Nationally-recognised situation that despite progress in recent years, there are still not enough STEM graduates entering the teaching profession, meaning that many young people continue to be taught STEM subjects by non-specialists. According to the 2017 School Workforce Census only 45% of mathematics, 50% of physics and 61% of chemistry teachers have degrees in the subject they teach. In primary schools, the subject is largely taught by teachers with no advanced scientific background. Only 5.2% of all primary teachers have a science related degree. [Wellcome Trust 2017]
Beyond the need to support the teaching of STEM in our partner state schools, it has become clear in recent years that there is a skills shortage in creative disciplines in this country. According to the Creative Industries Federation, the creative industries are the fastest growing part of the UK economy. Jobs that have their origin in individual skill, talent and creativity have great potential for wealth creation and are at little risk of automation in the future.
Despite the expected growth in creative occupations, and the value of these occupations to the UK economy, access to creative learning is in jeopardy. In 2017, entries for GCSEs in the creative subjects fell by 47,000. Current entry rates for creative subjects at Key Stage 4 are at their lowest level in a decade.
While there has been an increase in individuals from BAME backgrounds in the creative industries in recent years, more must be done to address to disparity between the diversity of the creative industries and of the workforce as a whole.
Therefore, in recent years, Highgate has employed graduates who hold degrees in the humanities and the social sciences.
Availability of recent graduates/school leavers interested in the project and ability to communicate with this network to recruit them.
Partner school staff trained/mentored to use resource effectively.
Senior member of staff (HOD, SLT) at partner school able to feedback on Chrysalis Fellow progress to ensure project success and implement change if required.
Effective line manager for Chrysalis Fellows to secure appropriate training and support for Fellows particularly at the start; to negotiate roles and responsibilities for them in partner schools and to work with partner school staff to monitor project.
Pupils and staff in partner schools and Chrysalis Fellows.
Recent graduates / school leavers who get an experience of the teaching profession and develop key translational skills.
Adam Pettitt, Head Teacher, identified the opportunity and discussed it with John Lewis, Director of Community Partnerships and Sarah Butterworth, Partnership Teaching Coordinator. Informal feedback was sought from Highgate Partnership Teachers and partner school teachers and a job description was configured and recruited for in July 2014.
The project was launched in September 2014 with 2 Chrysalis Fellows. The project has proved successful and demand for support from Chrysalis Fellows in partner schools continues to grow. There are now 5 Chrysalis Fellows in the role, made up of university graduates and school leavers from both Highgate and partner schools.

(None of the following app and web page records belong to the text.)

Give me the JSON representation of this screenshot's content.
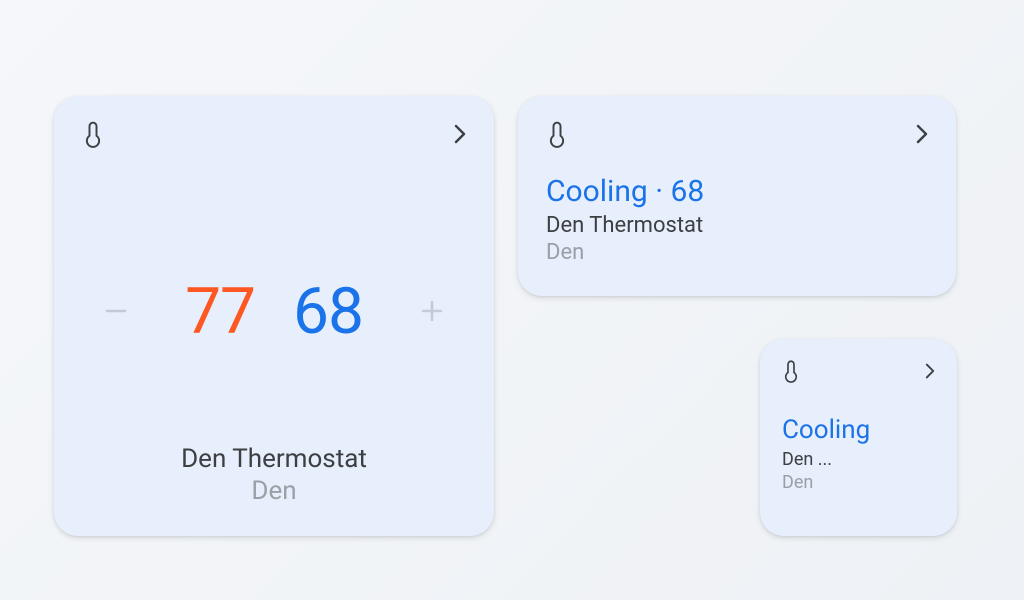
{
  "large_card": {
    "heat_setpoint": "77",
    "cool_setpoint": "68",
    "device_name": "Den Thermostat",
    "room": "Den"
  },
  "medium_card": {
    "status_mode": "Cooling",
    "status_sep": " · ",
    "status_temp": "68",
    "device_name": "Den Thermostat",
    "room": "Den"
  },
  "small_card": {
    "status_mode": "Cooling",
    "device_name": "Den ...",
    "room": "Den"
  },
  "colors": {
    "card_bg": "#e7eefc",
    "heat": "#ff5722",
    "cool": "#1a73e8",
    "text_primary": "#3c4043",
    "text_secondary": "#9aa0a6"
  }
}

The full-time employees who work as Chrysalis Fellows; the Partnership Teaching Coordinator who line manages them and the Community Partnerships Director who oversees the project. They are all non-teaching support staff.
In all but a few cases it does not use school facilities for teaching but office space is required for the members of staff.
In 2014-2015 there were 2 fellows and since 2015-2016 there have been at least 4 fellows each year.
Each member of support staff outlined above are full-time, salaried members of staff.
Qualitative assessment and testimonial feedback about the utility of Chrysalis Fellows is routinely carried out and is universally positive. Where Chrysalis Fellows work closely with pupils for an extended period of time, improvements in grades are demonstrable.
Qualitative assessment is carried out each year where possible.
Since this project takes place in partner schools most of the activities involved partner school pupils ranging in age from 8 to 18 of mixed gender. A number of the projects involving Chrysalis Fellows also involve pupils from Highgate School.
This project is ongoing and will run for the foreseeable future. It is in its fifth year in 2018-19.